"Nutcracker is a tradition that is ingrained in our hearts," says UBC co-founder Lissette Salgado-Lucas, a former dancer with Royal Winnipeg Ballet and Joffrey Ballet. "We danced it for so long as professionals, we can't wait to pass it along to dancers through this competition."

Keep reading... Show less
Robbie Sweeny, courtesy Funsch

Christy Funsch's teaching career has taken her from New York City to the Bay Area to Portugal, with a stint in a punk band in between. But this fall—fresh off a Fulbright in Portugal at the Instituto Politécnico de Lisboa, School of Dance (ESD), teaching and researching empathetic embodiment through somatic dance training—Funsch's teaching has taken her to an entirely new location: Zoom. A visiting professor at Slippery Rock University for the 2020–21 academic year, Funsch is adapting her eclectic, boundary-pushing approach to her virtual classes.
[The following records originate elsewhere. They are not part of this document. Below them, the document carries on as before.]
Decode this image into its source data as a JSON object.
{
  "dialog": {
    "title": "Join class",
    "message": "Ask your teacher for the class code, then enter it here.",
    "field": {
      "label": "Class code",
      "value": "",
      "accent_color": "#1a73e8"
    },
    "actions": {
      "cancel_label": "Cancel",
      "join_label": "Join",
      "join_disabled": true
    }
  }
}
Originally from central New York State, Funsch spent 20 years performing in the Bay Area, where she also started her own company, Funsch Dance Experience. "My choreographic work from that time is in the dance-theater experiential, fantasy realm of performance," she says. "I also started blending genres and a lot of urban styles found their way into my choreography."
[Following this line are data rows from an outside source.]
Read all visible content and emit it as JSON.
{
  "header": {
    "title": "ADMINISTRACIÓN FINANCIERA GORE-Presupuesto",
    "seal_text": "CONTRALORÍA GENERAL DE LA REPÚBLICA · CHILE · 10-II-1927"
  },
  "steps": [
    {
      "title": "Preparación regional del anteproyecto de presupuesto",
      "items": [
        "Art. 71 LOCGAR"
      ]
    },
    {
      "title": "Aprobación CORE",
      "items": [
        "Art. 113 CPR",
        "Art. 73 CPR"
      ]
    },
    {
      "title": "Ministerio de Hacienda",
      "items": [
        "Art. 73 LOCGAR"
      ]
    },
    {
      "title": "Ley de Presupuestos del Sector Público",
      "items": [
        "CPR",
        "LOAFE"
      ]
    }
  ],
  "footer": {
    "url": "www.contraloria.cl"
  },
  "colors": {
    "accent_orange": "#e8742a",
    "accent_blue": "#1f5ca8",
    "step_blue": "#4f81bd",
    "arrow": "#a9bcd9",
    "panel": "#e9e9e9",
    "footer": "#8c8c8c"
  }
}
Keep reading... Show less
News
Courtesy Meg Brooker

As the presidential election approaches, it's a particularly meaningful time to remember that we are celebrating the centennial of the 19th Amendment, when women earned the right to vote after a decades-long battle.

Movement was more than a metaphor for the fight for women's suffrage—dancers played a real role, most notably Florence Fleming Noyes, who performed her riveting solo Dance of Freedom in 1914 to embody the struggle for women's rights.

This fall, Middle Tennessee State University director of dance Meg Brooker is reconstructing Dance of Freedom on 11 of her students. A Noyes Rhythm teacher and an Isadora Duncan scholar, Brooker is passionate about bringing historic dance practices into a contemporary context.

Keep reading... Show less

Get Dance Business Weekly in your inbox

Sign Up Used in accordance with our Privacy Policy.